Well, dammit. Now that I had the skin, I should probably attend the concert. I made it into the second performance early on Saturday morning. I was completely blown away. The lavish in-game event was the sort of thing I’d dream of back in high school in the early ‘90s. It was like Trapper Keeper art came to life. I half-expected to wake up drooling on plastic-covered cardboard school supplies.
I recorded the entire event. Unfortunately, I recorded it without sound, so I vowed to catch another show the next day. While I was waiting out the countdown timer, I hit play. Then I hit play again. Then I started queuing up immediately upon dying, eager to get back into the action.
All the excuses I had for not playing started to melt away. Worries that everyone would be better than me at shooting quickly dissipated as I realized there were still plenty of opponents dumb enough to get lured behind a rock or building to chase a seemingly terrified foe. I was concerned about gathering resources and building things, but you don’t have to do any of that. If anything, a freshly built structure is a sure sign that someone is around to shoot at. And nothing is more fun than standing on the other side of a wall some player is demolishing for resources, shotgun in hand, just waiting for the rubble to clear.
Okay fine, I was having fun. I bought the battle pass. I started doing quests to unlock new skins and gear. Around ten a.m. Sunday morning, I got my very first Victory Royale.
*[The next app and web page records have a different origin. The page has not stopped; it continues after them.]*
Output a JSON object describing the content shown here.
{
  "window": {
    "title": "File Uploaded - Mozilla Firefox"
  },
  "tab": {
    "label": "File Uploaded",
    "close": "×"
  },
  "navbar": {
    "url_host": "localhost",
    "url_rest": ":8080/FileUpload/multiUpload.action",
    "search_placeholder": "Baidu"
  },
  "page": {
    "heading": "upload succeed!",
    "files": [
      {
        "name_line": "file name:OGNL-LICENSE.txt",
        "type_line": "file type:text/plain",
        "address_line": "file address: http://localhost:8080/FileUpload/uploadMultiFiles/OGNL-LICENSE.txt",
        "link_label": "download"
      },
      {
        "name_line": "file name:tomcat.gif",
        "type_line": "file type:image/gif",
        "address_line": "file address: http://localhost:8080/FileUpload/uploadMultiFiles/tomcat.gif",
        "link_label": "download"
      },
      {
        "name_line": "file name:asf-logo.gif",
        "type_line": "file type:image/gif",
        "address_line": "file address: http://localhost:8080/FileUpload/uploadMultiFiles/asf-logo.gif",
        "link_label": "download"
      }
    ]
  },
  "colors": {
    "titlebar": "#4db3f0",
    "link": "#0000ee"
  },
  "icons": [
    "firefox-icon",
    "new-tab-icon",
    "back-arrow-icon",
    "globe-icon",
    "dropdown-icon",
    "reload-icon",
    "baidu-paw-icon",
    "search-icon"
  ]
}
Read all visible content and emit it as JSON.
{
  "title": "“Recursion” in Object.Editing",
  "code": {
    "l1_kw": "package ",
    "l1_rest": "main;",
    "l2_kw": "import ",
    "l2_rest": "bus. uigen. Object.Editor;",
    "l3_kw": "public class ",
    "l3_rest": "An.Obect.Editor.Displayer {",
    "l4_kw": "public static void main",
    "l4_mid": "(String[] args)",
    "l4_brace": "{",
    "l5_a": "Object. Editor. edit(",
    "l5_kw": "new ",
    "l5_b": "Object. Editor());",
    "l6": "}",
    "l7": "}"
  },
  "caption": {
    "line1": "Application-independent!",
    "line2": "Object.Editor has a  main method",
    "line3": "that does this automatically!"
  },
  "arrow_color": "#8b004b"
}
I went on to earn two more Victory Royales yesterday, which I feel is quite the accomplishment but others tell me is much easier to do these days, what with the game’s use of bots and all. Still, that doesn’t take away from my sense of accomplishment. I look at my stats on Fortnite Tracker, and I feel proud.
I did manage to get into the final Ariana Grande performance yesterday afternoon, and it was just as spectacular the second time around. I did record sound this time, but I also left a marker on my game map which is present for every single scene, so my video is, once again, garbage. But I am prepared for whatever Fortnite concert comes next. I’ve got some cool skins, some dance moves, and the knowledge that if it came to it, I could probably take out at least half of my fellow concertgoers before one of them got me.
If I wound up back in the hospital tomorrow, I doubt anyone would ask me about Fortnite. So much has happened over the past few years. New gaming sensations have come and gone. We’re still in the grip of a global pandemic. I imagine that if any medical professional asked me what I did for a living and I answered “game journalism,” they’d simply nod and go about their business. Which is a shame, because I really want to talk about Fortnite right now.